THE INPUT below:

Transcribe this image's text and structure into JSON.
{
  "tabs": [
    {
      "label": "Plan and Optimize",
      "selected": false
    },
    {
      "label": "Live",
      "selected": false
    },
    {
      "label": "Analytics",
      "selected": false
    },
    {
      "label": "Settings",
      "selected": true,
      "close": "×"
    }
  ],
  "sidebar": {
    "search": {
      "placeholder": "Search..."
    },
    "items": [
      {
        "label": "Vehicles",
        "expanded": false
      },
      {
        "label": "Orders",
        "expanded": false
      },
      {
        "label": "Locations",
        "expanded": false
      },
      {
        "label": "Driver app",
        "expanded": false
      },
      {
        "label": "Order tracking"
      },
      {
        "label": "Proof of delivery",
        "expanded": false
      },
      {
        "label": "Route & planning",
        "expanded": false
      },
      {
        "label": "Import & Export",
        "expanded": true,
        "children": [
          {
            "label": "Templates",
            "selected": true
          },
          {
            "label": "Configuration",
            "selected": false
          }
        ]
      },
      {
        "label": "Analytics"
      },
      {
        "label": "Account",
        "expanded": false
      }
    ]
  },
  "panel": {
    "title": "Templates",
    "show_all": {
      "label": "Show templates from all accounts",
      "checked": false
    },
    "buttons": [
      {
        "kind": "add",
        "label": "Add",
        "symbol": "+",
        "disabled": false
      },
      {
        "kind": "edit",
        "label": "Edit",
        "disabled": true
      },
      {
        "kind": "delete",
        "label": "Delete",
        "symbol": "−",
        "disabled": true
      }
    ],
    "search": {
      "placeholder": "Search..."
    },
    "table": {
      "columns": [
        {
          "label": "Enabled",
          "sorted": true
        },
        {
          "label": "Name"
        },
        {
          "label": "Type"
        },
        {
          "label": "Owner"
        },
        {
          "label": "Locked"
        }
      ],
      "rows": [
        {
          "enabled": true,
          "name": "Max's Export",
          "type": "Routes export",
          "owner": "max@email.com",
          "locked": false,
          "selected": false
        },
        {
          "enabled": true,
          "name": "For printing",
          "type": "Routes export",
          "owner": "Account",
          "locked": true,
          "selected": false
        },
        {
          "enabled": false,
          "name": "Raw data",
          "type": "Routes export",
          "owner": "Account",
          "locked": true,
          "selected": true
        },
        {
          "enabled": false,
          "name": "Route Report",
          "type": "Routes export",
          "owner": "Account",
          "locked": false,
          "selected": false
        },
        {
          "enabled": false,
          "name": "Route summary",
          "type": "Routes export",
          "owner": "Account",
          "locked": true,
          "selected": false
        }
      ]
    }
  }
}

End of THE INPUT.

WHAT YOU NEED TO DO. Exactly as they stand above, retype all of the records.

OUTPUT FOR THIS TASK.
Transcribe this image's text and structure into JSON.
{
  "tabs": [
    {
      "label": "Plan and Optimize",
      "selected": false
    },
    {
      "label": "Live",
      "selected": false
    },
    {
      "label": "Analytics",
      "selected": false
    },
    {
      "label": "Settings",
      "selected": true,
      "close": "×"
    }
  ],
  "sidebar": {
    "search": {
      "placeholder": "Search..."
    },
    "items": [
      {
        "label": "Vehicles",
        "expanded": false
      },
      {
        "label": "Orders",
        "expanded": false
      },
      {
        "label": "Locations",
        "expanded": false
      },
      {
        "label": "Driver app",
        "expanded": false
      },
      {
        "label": "Order tracking"
      },
      {
        "label": "Proof of delivery",
        "expanded": false
      },
      {
        "label": "Route & planning",
        "expanded": false
      },
      {
        "label": "Import & Export",
        "expanded": true,
        "children": [
          {
            "label": "Templates",
            "selected": true
          },
          {
            "label": "Configuration",
            "selected": false
          }
        ]
      },
      {
        "label": "Analytics"
      },
      {
        "label": "Account",
        "expanded": false
      }
    ]
  },
  "panel": {
    "title": "Templates",
    "show_all": {
      "label": "Show templates from all accounts",
      "checked": false
    },
    "buttons": [
      {
        "kind": "add",
        "label": "Add",
        "symbol": "+",
        "disabled": false
      },
      {
        "kind": "edit",
        "label": "Edit",
        "disabled": true
      },
      {
        "kind": "delete",
        "label": "Delete",
        "symbol": "−",
        "disabled": true
      }
    ],
    "search": {
      "placeholder": "Search..."
    },
    "table": {
      "columns": [
        {
          "label": "Enabled",
          "sorted": true
        },
        {
          "label": "Name"
        },
        {
          "label": "Type"
        },
        {
          "label": "Owner"
        },
        {
          "label": "Locked"
        }
      ],
      "rows": [
        {
          "enabled": true,
          "name": "Max's Export",
          "type": "Routes export",
          "owner": "max@email.com",
          "locked": false,
          "selected": false
        },
        {
          "enabled": true,
          "name": "For printing",
          "type": "Routes export",
          "owner": "Account",
          "locked": true,
          "selected": false
        },
        {
          "enabled": false,
          "name": "Raw data",
          "type": "Routes export",
          "owner": "Account",
          "locked": true,
          "selected": true
        },
        {
          "enabled": false,
          "name": "Route Report",
          "type": "Routes export",
          "owner": "Account",
          "locked": false,
          "selected": false
        },
        {
          "enabled": false,
          "name": "Route summary",
          "type": "Routes export",
          "owner": "Account",
          "locked": true,
          "selected": false
        }
      ]
    }
  }
}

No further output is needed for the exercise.